* WHAT IS NEEDED *
Below are some records. Copy every line in them that holds "this".

[Element data from apps and pages]

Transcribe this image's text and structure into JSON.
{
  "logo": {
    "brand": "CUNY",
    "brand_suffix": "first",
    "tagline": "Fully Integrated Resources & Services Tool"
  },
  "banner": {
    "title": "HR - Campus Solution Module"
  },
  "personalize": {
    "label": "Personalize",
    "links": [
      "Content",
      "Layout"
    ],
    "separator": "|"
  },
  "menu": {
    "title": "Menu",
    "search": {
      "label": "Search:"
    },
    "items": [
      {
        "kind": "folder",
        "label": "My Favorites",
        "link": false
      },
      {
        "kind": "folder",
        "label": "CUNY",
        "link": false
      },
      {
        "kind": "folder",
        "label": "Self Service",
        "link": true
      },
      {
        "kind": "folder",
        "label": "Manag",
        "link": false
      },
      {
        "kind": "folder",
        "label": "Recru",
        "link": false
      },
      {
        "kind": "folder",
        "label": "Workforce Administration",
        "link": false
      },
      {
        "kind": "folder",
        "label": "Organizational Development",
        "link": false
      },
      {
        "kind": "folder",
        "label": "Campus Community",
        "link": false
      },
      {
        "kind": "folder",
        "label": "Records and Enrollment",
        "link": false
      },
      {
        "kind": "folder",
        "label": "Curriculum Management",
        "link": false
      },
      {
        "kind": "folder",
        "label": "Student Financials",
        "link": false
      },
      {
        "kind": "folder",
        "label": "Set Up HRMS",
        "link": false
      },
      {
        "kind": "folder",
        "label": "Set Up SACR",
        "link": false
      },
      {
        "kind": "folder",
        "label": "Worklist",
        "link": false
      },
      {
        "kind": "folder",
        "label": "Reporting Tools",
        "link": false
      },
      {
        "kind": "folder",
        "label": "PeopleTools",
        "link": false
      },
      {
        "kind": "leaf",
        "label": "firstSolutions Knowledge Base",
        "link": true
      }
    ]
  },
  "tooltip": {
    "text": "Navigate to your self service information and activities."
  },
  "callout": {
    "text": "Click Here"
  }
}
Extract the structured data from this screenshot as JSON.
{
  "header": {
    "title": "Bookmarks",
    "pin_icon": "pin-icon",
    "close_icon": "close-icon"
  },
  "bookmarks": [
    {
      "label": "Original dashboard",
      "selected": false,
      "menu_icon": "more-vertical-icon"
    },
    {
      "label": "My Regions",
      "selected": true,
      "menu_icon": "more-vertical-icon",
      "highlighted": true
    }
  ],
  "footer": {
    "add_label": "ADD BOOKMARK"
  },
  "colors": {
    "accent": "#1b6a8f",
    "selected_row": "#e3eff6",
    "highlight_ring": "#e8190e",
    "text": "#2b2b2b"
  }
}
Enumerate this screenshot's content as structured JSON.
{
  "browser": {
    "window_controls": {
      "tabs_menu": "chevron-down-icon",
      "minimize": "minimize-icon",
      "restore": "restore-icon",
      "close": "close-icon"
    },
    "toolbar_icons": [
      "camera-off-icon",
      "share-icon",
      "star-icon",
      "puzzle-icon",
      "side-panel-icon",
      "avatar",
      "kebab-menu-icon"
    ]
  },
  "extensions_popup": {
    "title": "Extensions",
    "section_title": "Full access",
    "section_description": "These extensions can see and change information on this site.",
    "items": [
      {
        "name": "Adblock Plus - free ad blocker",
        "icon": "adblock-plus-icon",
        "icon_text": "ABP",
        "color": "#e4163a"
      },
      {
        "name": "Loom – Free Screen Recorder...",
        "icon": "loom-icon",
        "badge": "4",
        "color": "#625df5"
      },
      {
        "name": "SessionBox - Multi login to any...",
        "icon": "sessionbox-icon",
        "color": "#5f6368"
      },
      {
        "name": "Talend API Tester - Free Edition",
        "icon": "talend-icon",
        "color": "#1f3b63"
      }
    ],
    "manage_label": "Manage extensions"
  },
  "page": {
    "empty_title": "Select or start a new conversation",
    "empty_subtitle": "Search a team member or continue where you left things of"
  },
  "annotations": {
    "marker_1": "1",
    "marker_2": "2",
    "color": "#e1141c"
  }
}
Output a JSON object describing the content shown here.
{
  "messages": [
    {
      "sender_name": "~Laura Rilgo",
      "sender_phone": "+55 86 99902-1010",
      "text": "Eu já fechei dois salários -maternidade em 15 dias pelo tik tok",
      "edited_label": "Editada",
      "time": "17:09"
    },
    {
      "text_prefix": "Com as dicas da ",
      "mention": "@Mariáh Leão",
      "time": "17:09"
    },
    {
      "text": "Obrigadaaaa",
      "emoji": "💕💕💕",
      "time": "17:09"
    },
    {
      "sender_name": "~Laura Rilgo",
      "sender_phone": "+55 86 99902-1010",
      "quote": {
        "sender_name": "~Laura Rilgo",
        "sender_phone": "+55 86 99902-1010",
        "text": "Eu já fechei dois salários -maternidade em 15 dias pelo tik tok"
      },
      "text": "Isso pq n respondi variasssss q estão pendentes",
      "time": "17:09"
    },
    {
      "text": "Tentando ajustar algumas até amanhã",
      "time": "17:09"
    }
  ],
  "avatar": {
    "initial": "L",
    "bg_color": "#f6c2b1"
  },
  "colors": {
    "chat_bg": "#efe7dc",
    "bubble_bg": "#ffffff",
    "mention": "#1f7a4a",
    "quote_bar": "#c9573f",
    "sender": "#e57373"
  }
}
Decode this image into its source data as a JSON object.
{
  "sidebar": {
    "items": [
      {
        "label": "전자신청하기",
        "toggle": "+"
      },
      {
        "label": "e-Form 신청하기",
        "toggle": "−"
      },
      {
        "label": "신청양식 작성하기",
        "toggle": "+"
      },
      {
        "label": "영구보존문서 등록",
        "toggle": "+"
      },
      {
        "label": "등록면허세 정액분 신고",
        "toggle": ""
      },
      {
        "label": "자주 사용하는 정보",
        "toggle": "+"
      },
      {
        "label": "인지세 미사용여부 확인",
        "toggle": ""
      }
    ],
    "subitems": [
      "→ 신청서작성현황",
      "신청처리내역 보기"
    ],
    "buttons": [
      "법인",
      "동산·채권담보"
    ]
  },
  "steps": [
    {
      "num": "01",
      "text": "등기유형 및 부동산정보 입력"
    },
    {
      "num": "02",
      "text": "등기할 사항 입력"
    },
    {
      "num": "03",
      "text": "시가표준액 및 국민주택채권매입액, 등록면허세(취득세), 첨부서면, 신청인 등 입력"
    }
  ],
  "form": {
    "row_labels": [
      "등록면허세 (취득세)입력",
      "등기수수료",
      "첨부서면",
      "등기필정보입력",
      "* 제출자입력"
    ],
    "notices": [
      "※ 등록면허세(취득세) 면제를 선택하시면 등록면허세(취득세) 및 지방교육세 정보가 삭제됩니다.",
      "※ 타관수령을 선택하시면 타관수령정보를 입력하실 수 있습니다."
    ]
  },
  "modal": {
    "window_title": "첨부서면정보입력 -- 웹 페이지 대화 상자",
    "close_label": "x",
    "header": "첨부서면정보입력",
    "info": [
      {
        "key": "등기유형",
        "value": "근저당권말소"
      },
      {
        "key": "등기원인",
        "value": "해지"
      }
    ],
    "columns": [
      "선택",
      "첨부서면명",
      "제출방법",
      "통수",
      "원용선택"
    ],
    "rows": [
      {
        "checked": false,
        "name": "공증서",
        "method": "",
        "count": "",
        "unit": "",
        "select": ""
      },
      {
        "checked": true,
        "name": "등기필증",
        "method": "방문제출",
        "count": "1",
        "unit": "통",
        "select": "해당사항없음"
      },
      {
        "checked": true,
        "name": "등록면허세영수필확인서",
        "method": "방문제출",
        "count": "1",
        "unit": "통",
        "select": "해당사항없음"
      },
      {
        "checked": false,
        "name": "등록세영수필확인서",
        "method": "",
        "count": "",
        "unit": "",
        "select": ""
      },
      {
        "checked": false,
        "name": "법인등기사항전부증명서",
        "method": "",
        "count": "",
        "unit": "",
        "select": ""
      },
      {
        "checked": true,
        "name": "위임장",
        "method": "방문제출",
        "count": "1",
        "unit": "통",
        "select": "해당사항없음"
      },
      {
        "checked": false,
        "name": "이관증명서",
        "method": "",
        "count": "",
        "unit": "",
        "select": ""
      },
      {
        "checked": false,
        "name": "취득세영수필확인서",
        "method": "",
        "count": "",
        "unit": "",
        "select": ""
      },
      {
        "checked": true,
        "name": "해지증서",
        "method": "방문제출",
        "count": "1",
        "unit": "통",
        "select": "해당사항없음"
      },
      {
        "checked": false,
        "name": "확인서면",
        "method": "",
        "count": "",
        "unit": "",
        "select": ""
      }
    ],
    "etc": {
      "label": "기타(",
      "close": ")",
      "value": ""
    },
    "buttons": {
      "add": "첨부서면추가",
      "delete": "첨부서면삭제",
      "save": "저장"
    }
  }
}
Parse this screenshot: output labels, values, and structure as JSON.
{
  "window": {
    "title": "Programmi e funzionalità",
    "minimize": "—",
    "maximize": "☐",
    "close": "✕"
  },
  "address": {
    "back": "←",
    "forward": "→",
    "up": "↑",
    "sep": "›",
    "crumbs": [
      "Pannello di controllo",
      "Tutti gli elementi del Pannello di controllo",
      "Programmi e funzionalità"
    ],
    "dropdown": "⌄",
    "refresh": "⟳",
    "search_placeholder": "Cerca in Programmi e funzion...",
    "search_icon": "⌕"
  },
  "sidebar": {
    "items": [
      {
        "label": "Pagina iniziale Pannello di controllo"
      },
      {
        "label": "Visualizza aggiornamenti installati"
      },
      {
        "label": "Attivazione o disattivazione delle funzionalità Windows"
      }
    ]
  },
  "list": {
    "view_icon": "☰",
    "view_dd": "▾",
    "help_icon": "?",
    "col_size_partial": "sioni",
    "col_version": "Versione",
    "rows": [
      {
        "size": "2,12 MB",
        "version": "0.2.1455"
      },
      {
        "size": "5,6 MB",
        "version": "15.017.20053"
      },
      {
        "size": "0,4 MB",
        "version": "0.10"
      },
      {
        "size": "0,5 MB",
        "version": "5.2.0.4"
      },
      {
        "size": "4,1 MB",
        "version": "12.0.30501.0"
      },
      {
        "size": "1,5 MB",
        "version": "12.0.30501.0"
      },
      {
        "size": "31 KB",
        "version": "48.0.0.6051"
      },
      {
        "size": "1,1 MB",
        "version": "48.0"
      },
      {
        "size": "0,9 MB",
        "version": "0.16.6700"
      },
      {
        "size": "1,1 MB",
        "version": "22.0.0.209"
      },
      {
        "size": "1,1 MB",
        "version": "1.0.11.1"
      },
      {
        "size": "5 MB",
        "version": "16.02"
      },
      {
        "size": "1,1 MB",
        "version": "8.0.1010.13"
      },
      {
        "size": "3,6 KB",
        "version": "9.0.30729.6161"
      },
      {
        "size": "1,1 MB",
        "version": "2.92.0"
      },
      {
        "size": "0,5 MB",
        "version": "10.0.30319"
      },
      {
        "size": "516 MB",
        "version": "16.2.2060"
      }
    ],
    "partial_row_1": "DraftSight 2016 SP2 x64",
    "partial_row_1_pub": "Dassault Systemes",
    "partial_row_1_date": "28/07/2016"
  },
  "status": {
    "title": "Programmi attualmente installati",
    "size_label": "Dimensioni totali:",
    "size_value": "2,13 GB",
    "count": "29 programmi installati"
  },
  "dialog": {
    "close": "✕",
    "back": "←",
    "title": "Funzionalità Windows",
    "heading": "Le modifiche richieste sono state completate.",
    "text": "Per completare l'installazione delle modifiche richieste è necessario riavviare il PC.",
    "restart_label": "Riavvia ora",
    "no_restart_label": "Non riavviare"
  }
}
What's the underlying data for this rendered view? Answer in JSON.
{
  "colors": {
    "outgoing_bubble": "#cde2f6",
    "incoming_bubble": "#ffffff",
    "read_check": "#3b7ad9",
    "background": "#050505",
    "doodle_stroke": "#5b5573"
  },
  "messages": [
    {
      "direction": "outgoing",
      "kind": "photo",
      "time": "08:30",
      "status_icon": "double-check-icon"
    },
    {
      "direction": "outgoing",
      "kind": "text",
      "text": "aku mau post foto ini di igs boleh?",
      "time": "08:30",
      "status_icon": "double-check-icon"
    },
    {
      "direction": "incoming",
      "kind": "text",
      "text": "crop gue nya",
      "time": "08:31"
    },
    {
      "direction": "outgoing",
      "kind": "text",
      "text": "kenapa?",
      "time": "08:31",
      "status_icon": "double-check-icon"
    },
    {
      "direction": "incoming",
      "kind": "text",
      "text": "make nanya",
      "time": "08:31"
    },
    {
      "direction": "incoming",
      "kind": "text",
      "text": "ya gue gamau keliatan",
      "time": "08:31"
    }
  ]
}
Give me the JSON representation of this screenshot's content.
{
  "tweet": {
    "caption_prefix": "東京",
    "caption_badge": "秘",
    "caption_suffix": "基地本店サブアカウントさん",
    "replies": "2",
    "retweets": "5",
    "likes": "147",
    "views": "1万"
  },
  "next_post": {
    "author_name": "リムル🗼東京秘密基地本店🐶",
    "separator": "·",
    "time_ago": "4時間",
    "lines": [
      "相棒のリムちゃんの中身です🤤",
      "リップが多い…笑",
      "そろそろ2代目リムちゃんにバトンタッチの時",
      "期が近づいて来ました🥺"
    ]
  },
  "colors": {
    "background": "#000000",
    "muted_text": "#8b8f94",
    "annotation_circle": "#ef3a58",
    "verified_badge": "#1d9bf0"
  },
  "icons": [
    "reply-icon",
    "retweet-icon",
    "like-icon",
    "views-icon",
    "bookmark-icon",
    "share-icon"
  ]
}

* TASK ANSWER *
Transcribe this image's text and structure into JSON.
Extract the structured data from this screenshot as JSON.
Enumerate this screenshot's content as structured JSON.
    "section_description": "These extensions can see and change information on this site.",
Decode this image into its source data as a JSON object.
Parse this screenshot: output labels, values, and structure as JSON.
What's the underlying data for this rendered view? Answer in JSON.
Give me the JSON representation of this screenshot's content.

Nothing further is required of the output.